***** Material for this exercise *****

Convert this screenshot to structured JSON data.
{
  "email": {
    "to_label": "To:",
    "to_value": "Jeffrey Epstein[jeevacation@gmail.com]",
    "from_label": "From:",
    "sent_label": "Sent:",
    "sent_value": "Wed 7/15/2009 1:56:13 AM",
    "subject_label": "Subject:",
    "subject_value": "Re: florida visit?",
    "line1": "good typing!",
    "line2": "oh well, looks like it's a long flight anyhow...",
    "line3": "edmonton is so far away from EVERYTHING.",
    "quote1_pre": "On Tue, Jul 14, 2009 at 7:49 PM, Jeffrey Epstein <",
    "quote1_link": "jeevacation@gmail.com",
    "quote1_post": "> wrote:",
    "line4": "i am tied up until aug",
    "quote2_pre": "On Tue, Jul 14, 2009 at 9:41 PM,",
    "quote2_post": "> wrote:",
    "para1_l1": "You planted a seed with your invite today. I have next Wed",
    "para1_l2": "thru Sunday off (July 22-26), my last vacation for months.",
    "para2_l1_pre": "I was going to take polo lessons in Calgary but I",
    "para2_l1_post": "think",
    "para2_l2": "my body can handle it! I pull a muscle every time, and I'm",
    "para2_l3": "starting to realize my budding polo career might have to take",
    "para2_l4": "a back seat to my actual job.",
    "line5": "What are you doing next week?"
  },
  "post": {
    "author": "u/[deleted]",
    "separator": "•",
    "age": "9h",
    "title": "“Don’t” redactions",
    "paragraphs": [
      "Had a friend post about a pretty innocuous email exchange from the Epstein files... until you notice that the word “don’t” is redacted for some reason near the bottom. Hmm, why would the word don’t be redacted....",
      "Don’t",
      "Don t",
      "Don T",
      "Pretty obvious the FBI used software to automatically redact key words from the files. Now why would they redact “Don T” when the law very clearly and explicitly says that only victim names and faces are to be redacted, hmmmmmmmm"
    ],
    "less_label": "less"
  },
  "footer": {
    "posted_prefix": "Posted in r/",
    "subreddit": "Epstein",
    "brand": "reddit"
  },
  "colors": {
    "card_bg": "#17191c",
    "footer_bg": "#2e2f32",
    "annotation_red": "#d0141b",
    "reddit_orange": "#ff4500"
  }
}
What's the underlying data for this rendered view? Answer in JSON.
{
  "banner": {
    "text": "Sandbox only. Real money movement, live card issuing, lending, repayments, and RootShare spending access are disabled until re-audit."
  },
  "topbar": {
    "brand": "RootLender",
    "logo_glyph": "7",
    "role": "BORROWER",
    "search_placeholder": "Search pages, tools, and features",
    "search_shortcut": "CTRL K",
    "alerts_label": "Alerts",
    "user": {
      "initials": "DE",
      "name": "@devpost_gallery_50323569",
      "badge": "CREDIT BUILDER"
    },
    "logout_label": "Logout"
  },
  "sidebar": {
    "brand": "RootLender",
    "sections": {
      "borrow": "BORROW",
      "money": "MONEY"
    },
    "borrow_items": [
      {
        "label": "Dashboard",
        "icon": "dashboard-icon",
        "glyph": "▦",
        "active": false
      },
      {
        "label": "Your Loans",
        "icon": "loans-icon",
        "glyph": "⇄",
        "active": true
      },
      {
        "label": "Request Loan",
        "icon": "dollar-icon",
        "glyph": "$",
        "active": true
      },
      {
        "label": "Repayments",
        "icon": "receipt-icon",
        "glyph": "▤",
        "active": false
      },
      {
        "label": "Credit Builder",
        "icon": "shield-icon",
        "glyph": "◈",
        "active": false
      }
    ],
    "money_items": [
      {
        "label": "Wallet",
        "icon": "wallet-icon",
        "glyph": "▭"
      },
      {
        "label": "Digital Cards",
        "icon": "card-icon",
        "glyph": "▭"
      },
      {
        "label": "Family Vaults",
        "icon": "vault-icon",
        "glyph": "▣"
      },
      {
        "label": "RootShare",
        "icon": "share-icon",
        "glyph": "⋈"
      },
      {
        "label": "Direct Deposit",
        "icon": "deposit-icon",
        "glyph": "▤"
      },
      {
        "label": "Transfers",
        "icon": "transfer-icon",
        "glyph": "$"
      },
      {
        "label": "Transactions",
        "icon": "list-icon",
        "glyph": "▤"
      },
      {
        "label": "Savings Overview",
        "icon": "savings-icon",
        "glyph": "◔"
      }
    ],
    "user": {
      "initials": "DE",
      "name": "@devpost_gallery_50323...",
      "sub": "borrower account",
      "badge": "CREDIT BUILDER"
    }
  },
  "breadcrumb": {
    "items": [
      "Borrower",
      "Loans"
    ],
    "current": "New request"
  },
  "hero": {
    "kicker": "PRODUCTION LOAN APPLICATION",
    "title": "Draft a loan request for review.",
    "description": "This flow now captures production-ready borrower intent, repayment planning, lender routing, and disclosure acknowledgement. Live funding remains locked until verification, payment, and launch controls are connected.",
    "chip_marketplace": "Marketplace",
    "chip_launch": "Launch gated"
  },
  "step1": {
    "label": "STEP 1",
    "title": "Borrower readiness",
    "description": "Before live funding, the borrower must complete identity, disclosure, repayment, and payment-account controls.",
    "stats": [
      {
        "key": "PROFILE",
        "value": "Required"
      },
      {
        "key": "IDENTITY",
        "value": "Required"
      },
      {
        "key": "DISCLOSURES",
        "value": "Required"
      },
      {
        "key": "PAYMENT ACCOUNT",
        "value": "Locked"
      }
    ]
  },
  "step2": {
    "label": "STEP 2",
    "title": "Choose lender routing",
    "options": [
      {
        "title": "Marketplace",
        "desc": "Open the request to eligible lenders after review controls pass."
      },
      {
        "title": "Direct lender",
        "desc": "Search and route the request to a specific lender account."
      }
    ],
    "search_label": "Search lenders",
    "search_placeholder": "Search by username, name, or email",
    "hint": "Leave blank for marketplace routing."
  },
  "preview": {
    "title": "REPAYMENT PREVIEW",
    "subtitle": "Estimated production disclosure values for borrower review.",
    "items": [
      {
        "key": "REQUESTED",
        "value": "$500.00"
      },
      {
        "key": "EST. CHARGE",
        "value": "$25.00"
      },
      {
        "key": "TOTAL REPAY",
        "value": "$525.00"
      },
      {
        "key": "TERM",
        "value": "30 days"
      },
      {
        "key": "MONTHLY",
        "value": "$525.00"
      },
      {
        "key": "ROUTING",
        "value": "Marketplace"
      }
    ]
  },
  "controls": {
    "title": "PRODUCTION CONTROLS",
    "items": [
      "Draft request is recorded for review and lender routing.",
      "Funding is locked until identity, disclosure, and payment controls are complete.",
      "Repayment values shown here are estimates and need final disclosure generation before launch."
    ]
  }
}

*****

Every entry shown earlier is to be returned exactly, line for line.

Convert this screenshot to structured JSON data.
{
  "email": {
    "to_label": "To:",
    "to_value": "Jeffrey Epstein[jeevacation@gmail.com]",
    "from_label": "From:",
    "sent_label": "Sent:",
    "sent_value": "Wed 7/15/2009 1:56:13 AM",
    "subject_label": "Subject:",
    "subject_value": "Re: florida visit?",
    "line1": "good typing!",
    "line2": "oh well, looks like it's a long flight anyhow...",
    "line3": "edmonton is so far away from EVERYTHING.",
    "quote1_pre": "On Tue, Jul 14, 2009 at 7:49 PM, Jeffrey Epstein <",
    "quote1_link": "jeevacation@gmail.com",
    "quote1_post": "> wrote:",
    "line4": "i am tied up until aug",
    "quote2_pre": "On Tue, Jul 14, 2009 at 9:41 PM,",
    "quote2_post": "> wrote:",
    "para1_l1": "You planted a seed with your invite today. I have next Wed",
    "para1_l2": "thru Sunday off (July 22-26), my last vacation for months.",
    "para2_l1_pre": "I was going to take polo lessons in Calgary but I",
    "para2_l1_post": "think",
    "para2_l2": "my body can handle it! I pull a muscle every time, and I'm",
    "para2_l3": "starting to realize my budding polo career might have to take",
    "para2_l4": "a back seat to my actual job.",
    "line5": "What are you doing next week?"
  },
  "post": {
    "author": "u/[deleted]",
    "separator": "•",
    "age": "9h",
    "title": "“Don’t” redactions",
    "paragraphs": [
      "Had a friend post about a pretty innocuous email exchange from the Epstein files... until you notice that the word “don’t” is redacted for some reason near the bottom. Hmm, why would the word don’t be redacted....",
      "Don’t",
      "Don t",
      "Don T",
      "Pretty obvious the FBI used software to automatically redact key words from the files. Now why would they redact “Don T” when the law very clearly and explicitly says that only victim names and faces are to be redacted, hmmmmmmmm"
    ],
    "less_label": "less"
  },
  "footer": {
    "posted_prefix": "Posted in r/",
    "subreddit": "Epstein",
    "brand": "reddit"
  },
  "colors": {
    "card_bg": "#17191c",
    "footer_bg": "#2e2f32",
    "annotation_red": "#d0141b",
    "reddit_orange": "#ff4500"
  }
}
What's the underlying data for this rendered view? Answer in JSON.
{
  "banner": {
    "text": "Sandbox only. Real money movement, live card issuing, lending, repayments, and RootShare spending access are disabled until re-audit."
  },
  "topbar": {
    "brand": "RootLender",
    "logo_glyph": "7",
    "role": "BORROWER",
    "search_placeholder": "Search pages, tools, and features",
    "search_shortcut": "CTRL K",
    "alerts_label": "Alerts",
    "user": {
      "initials": "DE",
      "name": "@devpost_gallery_50323569",
      "badge": "CREDIT BUILDER"
    },
    "logout_label": "Logout"
  },
  "sidebar": {
    "brand": "RootLender",
    "sections": {
      "borrow": "BORROW",
      "money": "MONEY"
    },
    "borrow_items": [
      {
        "label": "Dashboard",
        "icon": "dashboard-icon",
        "glyph": "▦",
        "active": false
      },
      {
        "label": "Your Loans",
        "icon": "loans-icon",
        "glyph": "⇄",
        "active": true
      },
      {
        "label": "Request Loan",
        "icon": "dollar-icon",
        "glyph": "$",
        "active": true
      },
      {
        "label": "Repayments",
        "icon": "receipt-icon",
        "glyph": "▤",
        "active": false
      },
      {
        "label": "Credit Builder",
        "icon": "shield-icon",
        "glyph": "◈",
        "active": false
      }
    ],
    "money_items": [
      {
        "label": "Wallet",
        "icon": "wallet-icon",
        "glyph": "▭"
      },
      {
        "label": "Digital Cards",
        "icon": "card-icon",
        "glyph": "▭"
      },
      {
        "label": "Family Vaults",
        "icon": "vault-icon",
        "glyph": "▣"
      },
      {
        "label": "RootShare",
        "icon": "share-icon",
        "glyph": "⋈"
      },
      {
        "label": "Direct Deposit",
        "icon": "deposit-icon",
        "glyph": "▤"
      },
      {
        "label": "Transfers",
        "icon": "transfer-icon",
        "glyph": "$"
      },
      {
        "label": "Transactions",
        "icon": "list-icon",
        "glyph": "▤"
      },
      {
        "label": "Savings Overview",
        "icon": "savings-icon",
        "glyph": "◔"
      }
    ],
    "user": {
      "initials": "DE",
      "name": "@devpost_gallery_50323...",
      "sub": "borrower account",
      "badge": "CREDIT BUILDER"
    }
  },
  "breadcrumb": {
    "items": [
      "Borrower",
      "Loans"
    ],
    "current": "New request"
  },
  "hero": {
    "kicker": "PRODUCTION LOAN APPLICATION",
    "title": "Draft a loan request for review.",
    "description": "This flow now captures production-ready borrower intent, repayment planning, lender routing, and disclosure acknowledgement. Live funding remains locked until verification, payment, and launch controls are connected.",
    "chip_marketplace": "Marketplace",
    "chip_launch": "Launch gated"
  },
  "step1": {
    "label": "STEP 1",
    "title": "Borrower readiness",
    "description": "Before live funding, the borrower must complete identity, disclosure, repayment, and payment-account controls.",
    "stats": [
      {
        "key": "PROFILE",
        "value": "Required"
      },
      {
        "key": "IDENTITY",
        "value": "Required"
      },
      {
        "key": "DISCLOSURES",
        "value": "Required"
      },
      {
        "key": "PAYMENT ACCOUNT",
        "value": "Locked"
      }
    ]
  },
  "step2": {
    "label": "STEP 2",
    "title": "Choose lender routing",
    "options": [
      {
        "title": "Marketplace",
        "desc": "Open the request to eligible lenders after review controls pass."
      },
      {
        "title": "Direct lender",
        "desc": "Search and route the request to a specific lender account."
      }
    ],
    "search_label": "Search lenders",
    "search_placeholder": "Search by username, name, or email",
    "hint": "Leave blank for marketplace routing."
  },
  "preview": {
    "title": "REPAYMENT PREVIEW",
    "subtitle": "Estimated production disclosure values for borrower review.",
    "items": [
      {
        "key": "REQUESTED",
        "value": "$500.00"
      },
      {
        "key": "EST. CHARGE",
        "value": "$25.00"
      },
      {
        "key": "TOTAL REPAY",
        "value": "$525.00"
      },
      {
        "key": "TERM",
        "value": "30 days"
      },
      {
        "key": "MONTHLY",
        "value": "$525.00"
      },
      {
        "key": "ROUTING",
        "value": "Marketplace"
      }
    ]
  },
  "controls": {
    "title": "PRODUCTION CONTROLS",
    "items": [
      "Draft request is recorded for review and lender routing.",
      "Funding is locked until identity, disclosure, and payment controls are complete.",
      "Repayment values shown here are estimates and need final disclosure generation before launch."
    ]
  }
}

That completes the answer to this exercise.